TASK OBJECTIVE:
Which lines in the records below contain the word "material"? Report each of them.

Stored data entries:
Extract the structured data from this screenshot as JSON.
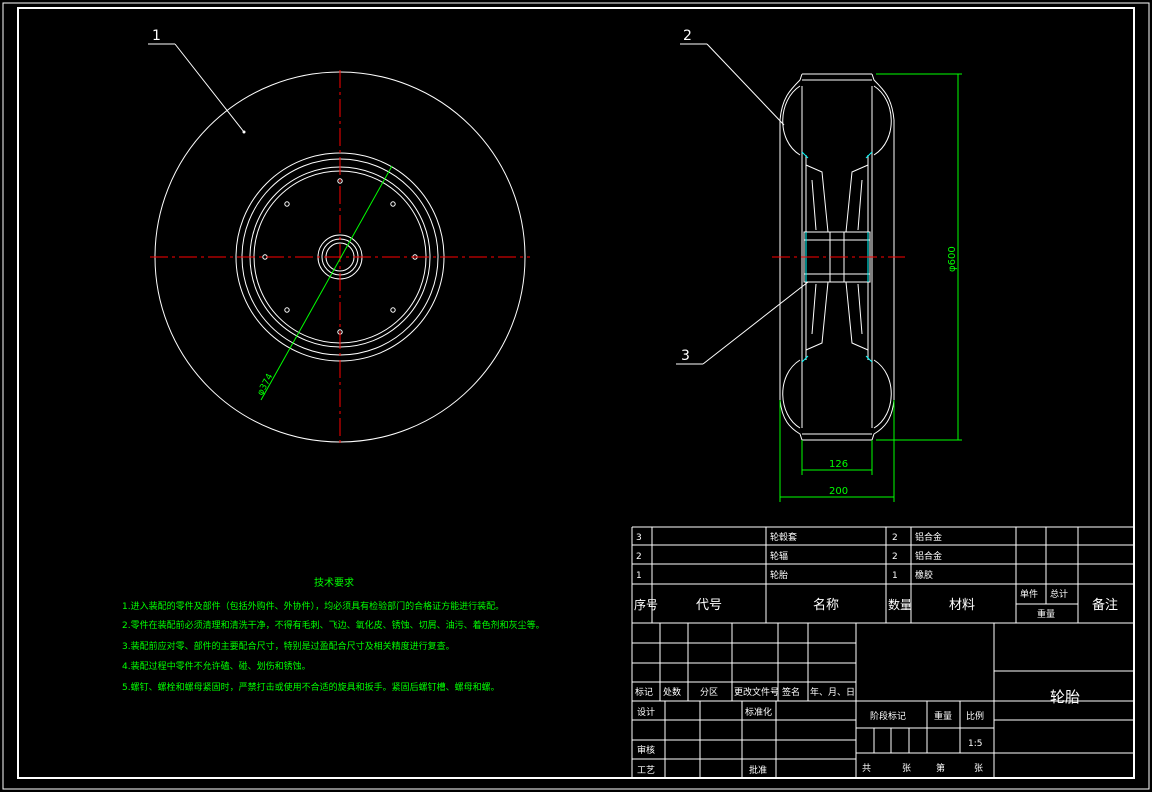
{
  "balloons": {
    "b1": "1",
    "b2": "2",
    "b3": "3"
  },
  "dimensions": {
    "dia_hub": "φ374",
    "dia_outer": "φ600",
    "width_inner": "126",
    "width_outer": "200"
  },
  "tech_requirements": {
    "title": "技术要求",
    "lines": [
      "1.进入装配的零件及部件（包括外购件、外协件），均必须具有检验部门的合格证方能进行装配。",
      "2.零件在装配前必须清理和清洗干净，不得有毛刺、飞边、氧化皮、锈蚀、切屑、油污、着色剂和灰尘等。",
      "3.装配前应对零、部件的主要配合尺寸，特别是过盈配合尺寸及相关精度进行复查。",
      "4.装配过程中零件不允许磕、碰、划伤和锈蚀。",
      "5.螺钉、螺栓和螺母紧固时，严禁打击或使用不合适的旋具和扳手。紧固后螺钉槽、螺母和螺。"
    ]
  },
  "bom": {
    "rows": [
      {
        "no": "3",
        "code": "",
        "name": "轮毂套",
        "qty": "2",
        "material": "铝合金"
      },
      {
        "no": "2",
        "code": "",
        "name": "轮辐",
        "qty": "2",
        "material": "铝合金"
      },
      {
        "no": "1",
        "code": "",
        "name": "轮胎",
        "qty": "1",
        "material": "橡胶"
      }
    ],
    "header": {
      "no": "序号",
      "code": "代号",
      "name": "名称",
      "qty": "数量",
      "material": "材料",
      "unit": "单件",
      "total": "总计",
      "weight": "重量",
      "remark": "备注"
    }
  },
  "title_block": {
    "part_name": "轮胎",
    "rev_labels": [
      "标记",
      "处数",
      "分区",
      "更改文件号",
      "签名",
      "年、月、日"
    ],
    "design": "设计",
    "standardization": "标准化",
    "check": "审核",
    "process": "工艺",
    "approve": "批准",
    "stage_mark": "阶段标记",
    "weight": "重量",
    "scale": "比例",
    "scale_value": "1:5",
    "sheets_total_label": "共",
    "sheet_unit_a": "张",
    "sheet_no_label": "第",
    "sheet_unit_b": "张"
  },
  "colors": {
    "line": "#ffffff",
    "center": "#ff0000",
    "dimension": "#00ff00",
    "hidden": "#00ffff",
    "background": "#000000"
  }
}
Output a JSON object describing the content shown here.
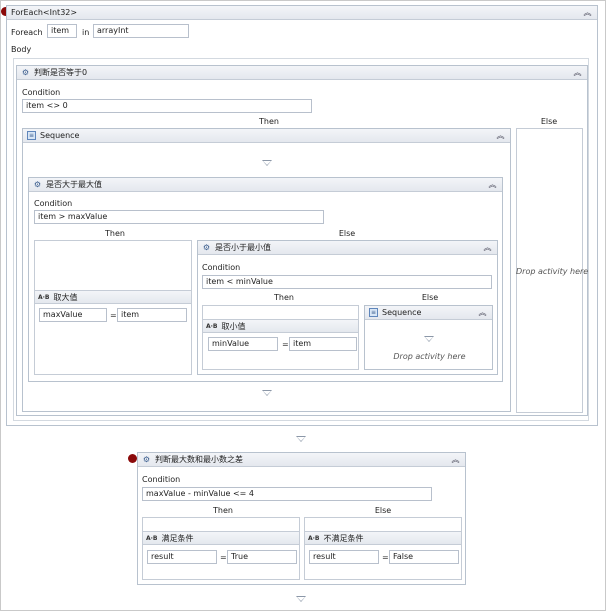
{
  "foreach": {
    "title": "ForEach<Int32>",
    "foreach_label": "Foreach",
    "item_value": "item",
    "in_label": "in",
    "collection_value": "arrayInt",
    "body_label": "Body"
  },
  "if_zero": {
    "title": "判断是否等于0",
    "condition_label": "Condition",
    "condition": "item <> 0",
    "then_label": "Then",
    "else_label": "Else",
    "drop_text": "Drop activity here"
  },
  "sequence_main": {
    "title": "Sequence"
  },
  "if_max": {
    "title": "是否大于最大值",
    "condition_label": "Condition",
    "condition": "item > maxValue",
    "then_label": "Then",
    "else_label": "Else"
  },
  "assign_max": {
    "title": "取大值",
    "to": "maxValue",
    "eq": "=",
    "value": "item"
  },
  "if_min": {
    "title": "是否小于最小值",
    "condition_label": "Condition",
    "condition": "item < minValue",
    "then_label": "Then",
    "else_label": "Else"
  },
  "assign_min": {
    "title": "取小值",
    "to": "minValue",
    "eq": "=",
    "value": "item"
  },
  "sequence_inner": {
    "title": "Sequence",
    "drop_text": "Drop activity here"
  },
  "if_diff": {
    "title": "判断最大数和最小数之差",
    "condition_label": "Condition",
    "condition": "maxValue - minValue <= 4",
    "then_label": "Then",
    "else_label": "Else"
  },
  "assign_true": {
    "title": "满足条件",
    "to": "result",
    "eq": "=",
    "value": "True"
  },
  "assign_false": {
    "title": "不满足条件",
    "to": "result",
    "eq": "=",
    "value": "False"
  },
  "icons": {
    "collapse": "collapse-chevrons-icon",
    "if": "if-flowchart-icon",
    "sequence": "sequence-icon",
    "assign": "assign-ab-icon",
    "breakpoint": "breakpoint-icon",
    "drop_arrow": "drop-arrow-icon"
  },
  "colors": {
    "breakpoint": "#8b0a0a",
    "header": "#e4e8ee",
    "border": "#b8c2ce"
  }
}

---

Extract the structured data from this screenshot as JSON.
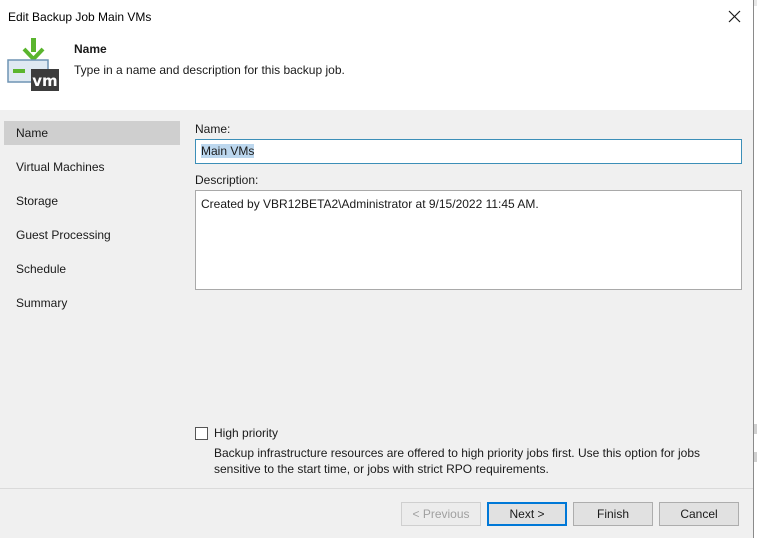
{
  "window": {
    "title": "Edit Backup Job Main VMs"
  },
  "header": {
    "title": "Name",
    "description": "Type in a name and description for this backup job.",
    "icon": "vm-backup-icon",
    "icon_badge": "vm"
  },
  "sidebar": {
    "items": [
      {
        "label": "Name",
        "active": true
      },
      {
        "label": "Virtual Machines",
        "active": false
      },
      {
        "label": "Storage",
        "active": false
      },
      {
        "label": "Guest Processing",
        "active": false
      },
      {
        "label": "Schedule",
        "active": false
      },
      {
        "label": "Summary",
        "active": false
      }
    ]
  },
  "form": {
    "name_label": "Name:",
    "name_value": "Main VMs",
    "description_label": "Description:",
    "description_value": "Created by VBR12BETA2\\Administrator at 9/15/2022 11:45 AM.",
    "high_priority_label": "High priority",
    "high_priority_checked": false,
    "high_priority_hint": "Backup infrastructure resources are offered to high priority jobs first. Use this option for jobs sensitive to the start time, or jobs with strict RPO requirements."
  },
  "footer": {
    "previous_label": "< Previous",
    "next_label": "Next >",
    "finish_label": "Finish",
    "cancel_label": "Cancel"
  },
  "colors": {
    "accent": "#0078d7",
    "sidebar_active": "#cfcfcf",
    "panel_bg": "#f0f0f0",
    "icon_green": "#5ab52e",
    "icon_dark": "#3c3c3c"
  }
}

OUTPUT FOR THIS EXERCISE:
        "material": "铝合金"
        "material": "铝合金"
        "material": "橡胶"
      "material": "材料",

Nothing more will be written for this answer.